Activity
Lines below that hold the word "start" must be copied in full.

(Entries from a dataset of interfaces)
=== Begin Enclosure ===

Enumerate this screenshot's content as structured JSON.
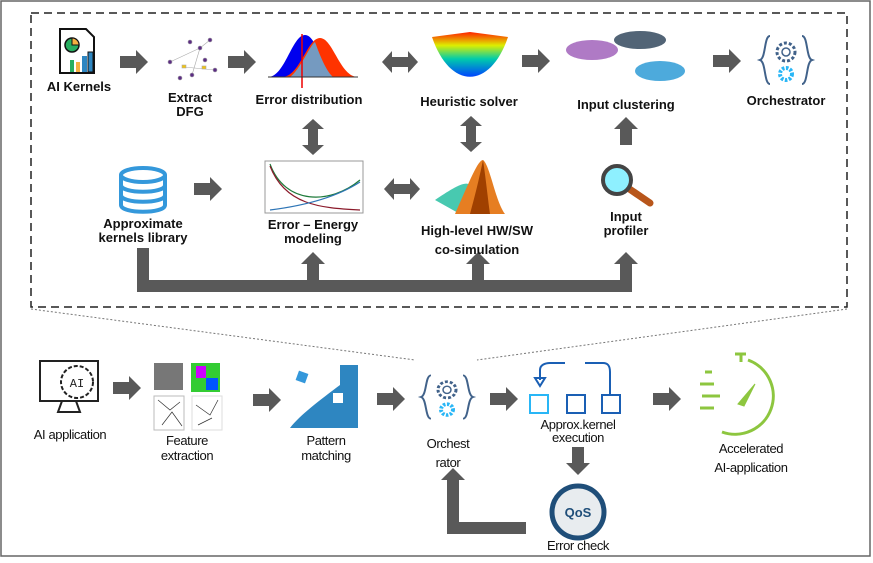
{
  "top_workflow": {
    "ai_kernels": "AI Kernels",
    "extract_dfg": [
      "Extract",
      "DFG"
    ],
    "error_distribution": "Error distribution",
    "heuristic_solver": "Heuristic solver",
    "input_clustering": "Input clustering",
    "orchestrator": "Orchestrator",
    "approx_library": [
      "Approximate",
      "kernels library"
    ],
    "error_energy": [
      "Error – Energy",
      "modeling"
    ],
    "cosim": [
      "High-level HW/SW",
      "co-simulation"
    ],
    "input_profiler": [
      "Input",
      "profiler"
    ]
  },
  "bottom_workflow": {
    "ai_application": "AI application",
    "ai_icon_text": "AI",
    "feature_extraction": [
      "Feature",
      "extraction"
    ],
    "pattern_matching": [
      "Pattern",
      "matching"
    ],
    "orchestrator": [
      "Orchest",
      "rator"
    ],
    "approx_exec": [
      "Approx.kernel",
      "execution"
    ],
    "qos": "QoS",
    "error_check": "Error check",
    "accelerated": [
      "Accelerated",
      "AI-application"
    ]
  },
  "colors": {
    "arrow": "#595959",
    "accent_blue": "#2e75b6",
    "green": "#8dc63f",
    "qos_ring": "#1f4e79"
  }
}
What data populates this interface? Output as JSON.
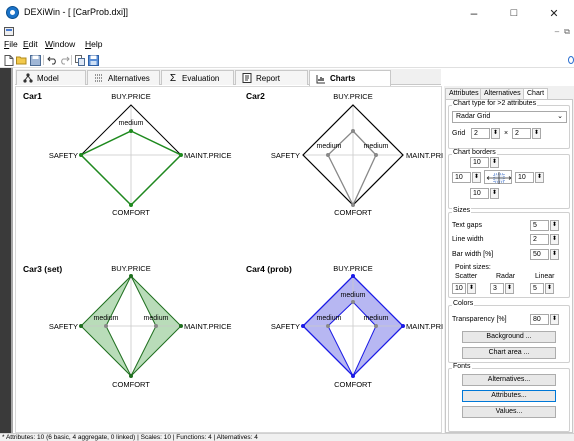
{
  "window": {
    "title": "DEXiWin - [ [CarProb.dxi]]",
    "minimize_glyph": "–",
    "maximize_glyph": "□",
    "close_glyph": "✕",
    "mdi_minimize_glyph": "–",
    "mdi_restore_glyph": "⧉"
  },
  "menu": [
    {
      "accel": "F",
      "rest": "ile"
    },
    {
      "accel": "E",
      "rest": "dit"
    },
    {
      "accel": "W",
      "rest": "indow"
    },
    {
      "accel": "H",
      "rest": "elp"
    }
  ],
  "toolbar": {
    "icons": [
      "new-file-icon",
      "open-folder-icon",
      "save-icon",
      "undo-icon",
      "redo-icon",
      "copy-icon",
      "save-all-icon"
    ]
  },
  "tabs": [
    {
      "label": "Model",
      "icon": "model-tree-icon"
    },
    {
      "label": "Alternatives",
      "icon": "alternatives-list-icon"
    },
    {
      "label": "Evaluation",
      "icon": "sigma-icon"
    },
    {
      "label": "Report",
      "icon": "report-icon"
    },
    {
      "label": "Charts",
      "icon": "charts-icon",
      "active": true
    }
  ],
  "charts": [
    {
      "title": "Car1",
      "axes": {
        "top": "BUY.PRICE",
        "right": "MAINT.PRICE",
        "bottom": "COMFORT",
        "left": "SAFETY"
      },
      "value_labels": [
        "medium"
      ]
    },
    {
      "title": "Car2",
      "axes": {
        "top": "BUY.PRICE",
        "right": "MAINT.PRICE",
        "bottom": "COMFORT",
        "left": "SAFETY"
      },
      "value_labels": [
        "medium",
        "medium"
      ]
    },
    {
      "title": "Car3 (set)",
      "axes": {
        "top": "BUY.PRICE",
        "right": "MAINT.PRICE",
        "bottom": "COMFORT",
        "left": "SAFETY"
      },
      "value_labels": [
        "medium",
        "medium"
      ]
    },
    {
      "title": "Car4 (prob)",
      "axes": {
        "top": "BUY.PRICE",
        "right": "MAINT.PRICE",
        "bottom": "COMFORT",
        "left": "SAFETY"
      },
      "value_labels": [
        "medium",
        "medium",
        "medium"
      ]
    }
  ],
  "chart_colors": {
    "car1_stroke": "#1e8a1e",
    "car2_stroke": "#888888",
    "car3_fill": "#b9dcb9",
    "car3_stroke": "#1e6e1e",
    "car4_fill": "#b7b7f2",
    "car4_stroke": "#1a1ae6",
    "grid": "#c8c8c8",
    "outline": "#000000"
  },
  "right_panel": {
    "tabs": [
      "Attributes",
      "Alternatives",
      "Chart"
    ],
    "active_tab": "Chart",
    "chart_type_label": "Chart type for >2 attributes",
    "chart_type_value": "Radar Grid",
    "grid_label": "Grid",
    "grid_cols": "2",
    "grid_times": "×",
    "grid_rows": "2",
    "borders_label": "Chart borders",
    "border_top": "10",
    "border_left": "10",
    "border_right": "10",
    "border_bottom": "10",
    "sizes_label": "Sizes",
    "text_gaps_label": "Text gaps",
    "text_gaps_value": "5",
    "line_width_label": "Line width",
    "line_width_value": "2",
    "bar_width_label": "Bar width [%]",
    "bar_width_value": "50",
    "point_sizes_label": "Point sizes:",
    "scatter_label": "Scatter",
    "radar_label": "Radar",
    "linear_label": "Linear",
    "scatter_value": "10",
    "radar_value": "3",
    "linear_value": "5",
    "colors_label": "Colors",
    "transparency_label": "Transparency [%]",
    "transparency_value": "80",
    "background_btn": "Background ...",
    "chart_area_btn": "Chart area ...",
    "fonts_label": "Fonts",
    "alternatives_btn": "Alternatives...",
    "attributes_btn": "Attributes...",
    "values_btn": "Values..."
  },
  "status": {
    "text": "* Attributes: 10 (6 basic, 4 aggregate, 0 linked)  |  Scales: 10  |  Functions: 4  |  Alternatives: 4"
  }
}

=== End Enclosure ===
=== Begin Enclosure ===

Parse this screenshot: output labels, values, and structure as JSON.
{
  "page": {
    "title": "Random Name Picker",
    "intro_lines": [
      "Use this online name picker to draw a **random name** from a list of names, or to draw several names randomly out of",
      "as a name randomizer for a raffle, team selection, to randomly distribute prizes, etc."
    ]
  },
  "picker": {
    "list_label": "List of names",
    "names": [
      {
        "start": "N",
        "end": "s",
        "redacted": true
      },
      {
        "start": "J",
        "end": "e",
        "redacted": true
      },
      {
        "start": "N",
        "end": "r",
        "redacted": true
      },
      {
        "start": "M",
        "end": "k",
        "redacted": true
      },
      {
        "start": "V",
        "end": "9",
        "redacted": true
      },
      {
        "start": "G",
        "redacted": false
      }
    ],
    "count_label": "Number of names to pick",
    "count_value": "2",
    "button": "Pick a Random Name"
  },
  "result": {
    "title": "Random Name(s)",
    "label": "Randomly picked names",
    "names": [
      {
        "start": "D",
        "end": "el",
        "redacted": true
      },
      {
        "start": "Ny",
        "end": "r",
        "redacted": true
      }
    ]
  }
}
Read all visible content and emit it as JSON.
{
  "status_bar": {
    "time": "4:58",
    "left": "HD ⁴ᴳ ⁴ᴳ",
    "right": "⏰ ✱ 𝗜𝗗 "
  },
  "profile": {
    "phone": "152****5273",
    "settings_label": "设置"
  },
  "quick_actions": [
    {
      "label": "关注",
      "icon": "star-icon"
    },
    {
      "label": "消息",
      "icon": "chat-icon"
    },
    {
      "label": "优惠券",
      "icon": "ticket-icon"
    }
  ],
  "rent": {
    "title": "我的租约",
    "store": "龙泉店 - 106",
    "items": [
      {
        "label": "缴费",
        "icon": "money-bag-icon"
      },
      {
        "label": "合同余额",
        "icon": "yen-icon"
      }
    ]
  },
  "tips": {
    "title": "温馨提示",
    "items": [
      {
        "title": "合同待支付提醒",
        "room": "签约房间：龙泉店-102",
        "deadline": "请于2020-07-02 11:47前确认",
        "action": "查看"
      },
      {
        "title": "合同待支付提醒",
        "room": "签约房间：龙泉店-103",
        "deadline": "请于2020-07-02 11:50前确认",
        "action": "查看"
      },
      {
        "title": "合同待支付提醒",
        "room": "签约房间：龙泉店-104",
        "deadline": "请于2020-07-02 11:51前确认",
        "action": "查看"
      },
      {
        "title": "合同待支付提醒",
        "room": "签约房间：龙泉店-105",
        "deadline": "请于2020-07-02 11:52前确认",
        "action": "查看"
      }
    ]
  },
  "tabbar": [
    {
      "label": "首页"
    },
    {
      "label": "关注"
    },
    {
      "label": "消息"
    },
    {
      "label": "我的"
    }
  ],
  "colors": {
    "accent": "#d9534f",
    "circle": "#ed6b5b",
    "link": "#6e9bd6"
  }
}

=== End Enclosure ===

Your solution
        "start": "N",
        "start": "J",
        "start": "N",
        "start": "M",
        "start": "V",
        "start": "G",
        "start": "D",
        "start": "Ny",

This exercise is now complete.